### REQUIRED WORK
Below is a block of records. Copy every line in it that contains the word "name".

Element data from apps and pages
⟨

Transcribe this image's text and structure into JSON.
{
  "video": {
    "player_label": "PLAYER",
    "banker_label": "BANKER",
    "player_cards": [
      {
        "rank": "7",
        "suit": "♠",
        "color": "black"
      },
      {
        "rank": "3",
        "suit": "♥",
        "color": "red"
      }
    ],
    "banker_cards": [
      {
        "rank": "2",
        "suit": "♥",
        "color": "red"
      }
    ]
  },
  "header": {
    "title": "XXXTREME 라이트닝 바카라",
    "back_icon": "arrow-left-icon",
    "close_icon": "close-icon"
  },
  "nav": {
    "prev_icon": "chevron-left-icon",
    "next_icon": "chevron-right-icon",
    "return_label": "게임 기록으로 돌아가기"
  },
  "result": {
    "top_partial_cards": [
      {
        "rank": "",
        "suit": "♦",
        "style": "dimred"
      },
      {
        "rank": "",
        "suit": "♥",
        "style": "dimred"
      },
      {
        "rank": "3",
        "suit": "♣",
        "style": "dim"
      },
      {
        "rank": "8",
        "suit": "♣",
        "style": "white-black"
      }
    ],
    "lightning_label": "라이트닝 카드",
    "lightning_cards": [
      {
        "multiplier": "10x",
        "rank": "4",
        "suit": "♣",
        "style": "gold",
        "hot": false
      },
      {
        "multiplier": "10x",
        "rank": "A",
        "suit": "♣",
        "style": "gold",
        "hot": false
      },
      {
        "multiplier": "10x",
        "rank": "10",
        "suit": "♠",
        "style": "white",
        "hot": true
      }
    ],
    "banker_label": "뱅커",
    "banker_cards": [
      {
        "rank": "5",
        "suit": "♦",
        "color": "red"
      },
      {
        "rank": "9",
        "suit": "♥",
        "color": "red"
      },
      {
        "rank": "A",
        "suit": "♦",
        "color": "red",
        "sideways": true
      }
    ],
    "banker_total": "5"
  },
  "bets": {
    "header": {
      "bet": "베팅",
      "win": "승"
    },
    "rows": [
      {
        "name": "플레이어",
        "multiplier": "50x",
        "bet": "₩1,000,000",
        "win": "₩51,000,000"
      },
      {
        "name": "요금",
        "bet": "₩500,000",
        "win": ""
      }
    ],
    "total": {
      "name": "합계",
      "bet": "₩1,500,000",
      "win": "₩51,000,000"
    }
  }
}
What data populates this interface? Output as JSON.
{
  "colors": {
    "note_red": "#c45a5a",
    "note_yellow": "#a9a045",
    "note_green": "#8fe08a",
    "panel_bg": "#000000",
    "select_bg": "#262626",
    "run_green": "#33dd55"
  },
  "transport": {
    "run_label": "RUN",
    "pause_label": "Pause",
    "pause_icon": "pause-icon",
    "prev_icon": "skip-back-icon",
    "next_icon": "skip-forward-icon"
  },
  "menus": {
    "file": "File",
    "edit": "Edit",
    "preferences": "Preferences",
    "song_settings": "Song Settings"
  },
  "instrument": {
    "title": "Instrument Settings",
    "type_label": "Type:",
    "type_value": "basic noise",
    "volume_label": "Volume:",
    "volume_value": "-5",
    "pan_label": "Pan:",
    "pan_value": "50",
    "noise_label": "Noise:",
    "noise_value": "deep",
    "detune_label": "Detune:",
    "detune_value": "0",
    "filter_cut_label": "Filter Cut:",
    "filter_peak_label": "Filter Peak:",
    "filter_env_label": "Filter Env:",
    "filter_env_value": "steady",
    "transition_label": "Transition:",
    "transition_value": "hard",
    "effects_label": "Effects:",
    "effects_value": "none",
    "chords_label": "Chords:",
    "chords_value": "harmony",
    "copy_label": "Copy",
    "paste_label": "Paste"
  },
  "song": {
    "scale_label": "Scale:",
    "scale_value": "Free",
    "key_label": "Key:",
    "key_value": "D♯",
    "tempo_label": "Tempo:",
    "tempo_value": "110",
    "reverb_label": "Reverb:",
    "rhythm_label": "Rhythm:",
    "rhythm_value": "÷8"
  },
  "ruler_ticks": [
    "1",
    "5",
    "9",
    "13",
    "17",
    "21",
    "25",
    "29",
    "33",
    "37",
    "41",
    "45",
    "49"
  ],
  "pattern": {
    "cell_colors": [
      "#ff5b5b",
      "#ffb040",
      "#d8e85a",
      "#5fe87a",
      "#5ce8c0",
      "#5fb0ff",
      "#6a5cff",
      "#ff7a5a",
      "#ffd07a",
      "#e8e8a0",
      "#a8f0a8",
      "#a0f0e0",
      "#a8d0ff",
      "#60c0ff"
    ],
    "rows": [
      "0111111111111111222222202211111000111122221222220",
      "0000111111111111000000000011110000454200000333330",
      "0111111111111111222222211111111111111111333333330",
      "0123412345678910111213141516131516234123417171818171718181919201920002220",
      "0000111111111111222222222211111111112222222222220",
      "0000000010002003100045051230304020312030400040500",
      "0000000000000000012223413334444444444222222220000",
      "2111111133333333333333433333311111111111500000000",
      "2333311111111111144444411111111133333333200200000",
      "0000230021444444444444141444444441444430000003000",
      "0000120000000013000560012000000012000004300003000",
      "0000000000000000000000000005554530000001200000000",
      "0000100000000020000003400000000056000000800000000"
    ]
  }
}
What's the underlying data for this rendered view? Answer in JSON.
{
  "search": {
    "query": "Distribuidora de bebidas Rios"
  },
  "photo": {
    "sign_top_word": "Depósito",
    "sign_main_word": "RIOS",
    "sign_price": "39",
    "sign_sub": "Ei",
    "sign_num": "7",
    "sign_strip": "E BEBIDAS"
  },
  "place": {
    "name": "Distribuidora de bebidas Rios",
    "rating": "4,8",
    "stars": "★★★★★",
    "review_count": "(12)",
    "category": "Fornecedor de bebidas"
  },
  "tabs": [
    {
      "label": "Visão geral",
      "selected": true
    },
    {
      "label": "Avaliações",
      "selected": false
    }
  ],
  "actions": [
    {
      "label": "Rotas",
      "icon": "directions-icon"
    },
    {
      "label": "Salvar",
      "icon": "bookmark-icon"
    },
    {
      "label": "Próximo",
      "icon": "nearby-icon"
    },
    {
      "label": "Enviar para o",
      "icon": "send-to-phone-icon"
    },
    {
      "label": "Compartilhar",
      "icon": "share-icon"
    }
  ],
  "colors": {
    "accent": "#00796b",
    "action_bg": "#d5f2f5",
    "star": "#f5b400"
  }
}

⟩

### EXPECTED ANSWER
        "name": "플레이어",
        "name": "요금",
      "name": "합계",
    "name": "Distribuidora de bebidas Rios",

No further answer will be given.